If it sounds like a familiar tale, that’s because it is.
Last summer the club were in an almost identical situation, except only six contracted players were on the books ahead of pre-season. Almost a year on, and following relegation from the Championship, the club will have to go through that process again.
Outgoing manager Lee Clark took the decision to release 17 members of the squad, before walking away from the club himself; and the most high-profile player to leave has told Sky Sports News HQ that he feels sorry for those left behind.
There’s no question of Peter Clarke’s affection for Blackpool, where he has spent three spells as a player. But having moved back to Bloomfield Road almost a year ago he knows only too well what the remaining players have in store come July.

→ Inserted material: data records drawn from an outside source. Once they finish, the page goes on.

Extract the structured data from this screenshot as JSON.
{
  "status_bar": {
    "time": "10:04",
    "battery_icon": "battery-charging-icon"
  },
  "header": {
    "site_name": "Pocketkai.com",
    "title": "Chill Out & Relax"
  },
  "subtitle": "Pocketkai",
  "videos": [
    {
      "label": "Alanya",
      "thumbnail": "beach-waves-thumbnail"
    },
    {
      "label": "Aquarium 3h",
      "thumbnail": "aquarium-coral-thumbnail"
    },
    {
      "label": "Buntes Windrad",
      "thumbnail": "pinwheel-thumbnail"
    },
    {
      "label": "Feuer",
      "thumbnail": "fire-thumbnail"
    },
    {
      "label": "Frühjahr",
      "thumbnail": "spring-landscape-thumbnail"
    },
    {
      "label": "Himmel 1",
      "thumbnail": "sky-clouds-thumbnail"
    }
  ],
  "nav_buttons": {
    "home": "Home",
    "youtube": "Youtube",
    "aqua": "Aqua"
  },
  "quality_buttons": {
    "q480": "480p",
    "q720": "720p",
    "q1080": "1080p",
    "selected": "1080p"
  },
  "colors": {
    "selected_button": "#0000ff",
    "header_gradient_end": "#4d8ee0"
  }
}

He was recruited in a haphazard pre-season where former manager Jose Riga was forced to fill in the blanks as friendly matches were cancelled. By the time the first game against Nottingham Forest came around Riga had a squad of 15 available. Blackpool were beaten, and eight months later they were preparing for life in League One.
“It’s a case of deja vu,” Clarke told Sky Sports News HQ, “it’s not a good base for any manager going in there. In one sense they’ve got a blank canvas to work with, but at the same time anyone who does go in there is going to want to make inroads into recruitment and it’s going to be difficult.”

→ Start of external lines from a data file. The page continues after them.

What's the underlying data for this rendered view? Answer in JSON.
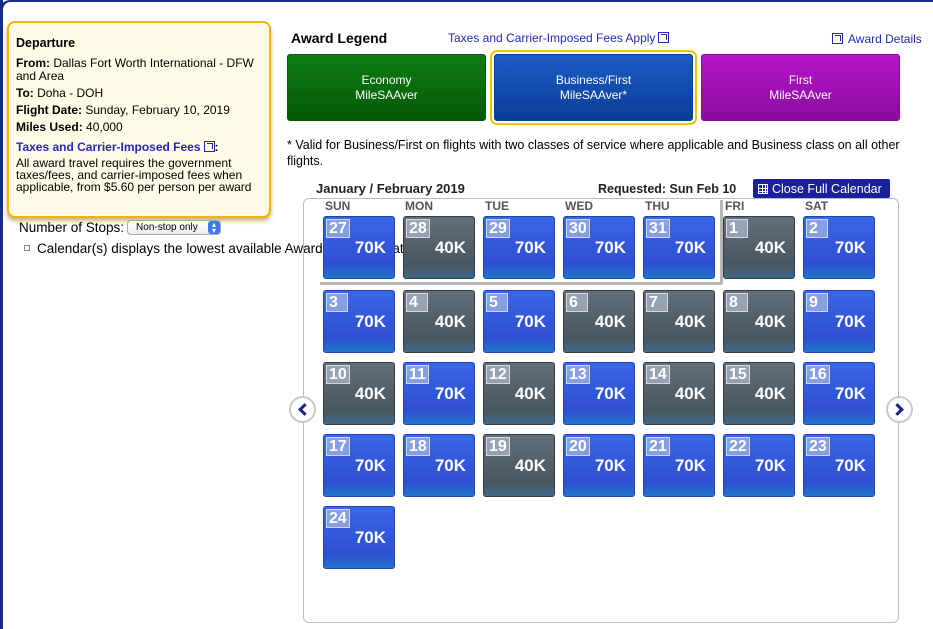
{
  "departure": {
    "title": "Departure",
    "from_label": "From:",
    "from_value": "Dallas Fort Worth International - DFW and Area",
    "to_label": "To:",
    "to_value": "Doha - DOH",
    "date_label": "Flight Date:",
    "date_value": "Sunday, February 10, 2019",
    "miles_label": "Miles Used:",
    "miles_value": "40,000",
    "fees_link": "Taxes and Carrier-Imposed Fees",
    "fees_colon": ":",
    "fees_text": "All award travel requires the government taxes/fees, and carrier-imposed fees when applicable, from $5.60 per person per award"
  },
  "stops": {
    "label": "Number of Stops:",
    "selected": "Non-stop only"
  },
  "calendar_note": "Calendar(s) displays the lowest available Award Miles for that day",
  "legend": {
    "title": "Award Legend",
    "fees_link": "Taxes and Carrier-Imposed Fees Apply",
    "award_details": "Award Details",
    "economy_l1": "Economy",
    "economy_l2": "MileSAAver",
    "business_l1": "Business/First",
    "business_l2": "MileSAAver*",
    "first_l1": "First",
    "first_l2": "MileSAAver",
    "colors": {
      "economy": "#0a6e0e",
      "business": "#1450b8",
      "first": "#a010b8"
    }
  },
  "valid_note": "* Valid for Business/First on flights with two classes of service where applicable and Business class on all other flights.",
  "calendar": {
    "month": "January / February 2019",
    "requested": "Requested: Sun Feb 10",
    "close_label": "Close Full Calendar",
    "weekdays": [
      "SUN",
      "MON",
      "TUE",
      "WED",
      "THU",
      "FRI",
      "SAT"
    ],
    "days": [
      {
        "num": "27",
        "miles": "70K",
        "cls": "blue"
      },
      {
        "num": "28",
        "miles": "40K",
        "cls": "gray"
      },
      {
        "num": "29",
        "miles": "70K",
        "cls": "blue"
      },
      {
        "num": "30",
        "miles": "70K",
        "cls": "blue"
      },
      {
        "num": "31",
        "miles": "70K",
        "cls": "blue"
      },
      {
        "num": "1",
        "miles": "40K",
        "cls": "gray"
      },
      {
        "num": "2",
        "miles": "70K",
        "cls": "blue"
      },
      {
        "num": "3",
        "miles": "70K",
        "cls": "blue"
      },
      {
        "num": "4",
        "miles": "40K",
        "cls": "gray"
      },
      {
        "num": "5",
        "miles": "70K",
        "cls": "blue"
      },
      {
        "num": "6",
        "miles": "40K",
        "cls": "gray"
      },
      {
        "num": "7",
        "miles": "40K",
        "cls": "gray"
      },
      {
        "num": "8",
        "miles": "40K",
        "cls": "gray"
      },
      {
        "num": "9",
        "miles": "70K",
        "cls": "blue"
      },
      {
        "num": "10",
        "miles": "40K",
        "cls": "gray"
      },
      {
        "num": "11",
        "miles": "70K",
        "cls": "blue"
      },
      {
        "num": "12",
        "miles": "40K",
        "cls": "gray"
      },
      {
        "num": "13",
        "miles": "70K",
        "cls": "blue"
      },
      {
        "num": "14",
        "miles": "40K",
        "cls": "gray"
      },
      {
        "num": "15",
        "miles": "40K",
        "cls": "gray"
      },
      {
        "num": "16",
        "miles": "70K",
        "cls": "blue"
      },
      {
        "num": "17",
        "miles": "70K",
        "cls": "blue"
      },
      {
        "num": "18",
        "miles": "70K",
        "cls": "blue"
      },
      {
        "num": "19",
        "miles": "40K",
        "cls": "gray"
      },
      {
        "num": "20",
        "miles": "70K",
        "cls": "blue"
      },
      {
        "num": "21",
        "miles": "70K",
        "cls": "blue"
      },
      {
        "num": "22",
        "miles": "70K",
        "cls": "blue"
      },
      {
        "num": "23",
        "miles": "70K",
        "cls": "blue"
      },
      {
        "num": "24",
        "miles": "70K",
        "cls": "blue"
      }
    ]
  }
}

A veteran of more than 550 career appearances Clarke was released despite being a near ever-present for Blackpool this season. He’s lifting the lid on what he downplays as a “tough” season for the Seasiders spent battling against the tide.
Set against the backdrop of basic training facilities, supporter protests and everyone having to wash their own kit – more than 50 different players represented the club at one point or another during the ill-fated campaign. As it stands only seven are guaranteed to return from the summer break.
And having been let go, the defender admits his thoughts are with those still under contract as he said: “Of course you have sympathy with them, it’s a tough environment to be in. It was challenging and you had to play the deal you were dealt. The sooner players learnt that the better. Some perhaps didn’t and fell by the wayside, while performances probably suffered.”
Clarke is now looking for a new chapter in his own playing career, although he admits the pressure to find a new footballing family is increased by trying to look after his own.
“It’s one of the hazards of the job. Your main priority is finding a new club and supporting your family, paying the bills and putting food on the table,” he said.
At 33 years old he knows it’s got to be the right offer for himself and his four children, and although he wants to stay in the Championship it could mean looking into Leagues One or Two, “I’m waiting for the phone to ring,” he says with a smile, “sometimes I wonder if it’s out of signal!”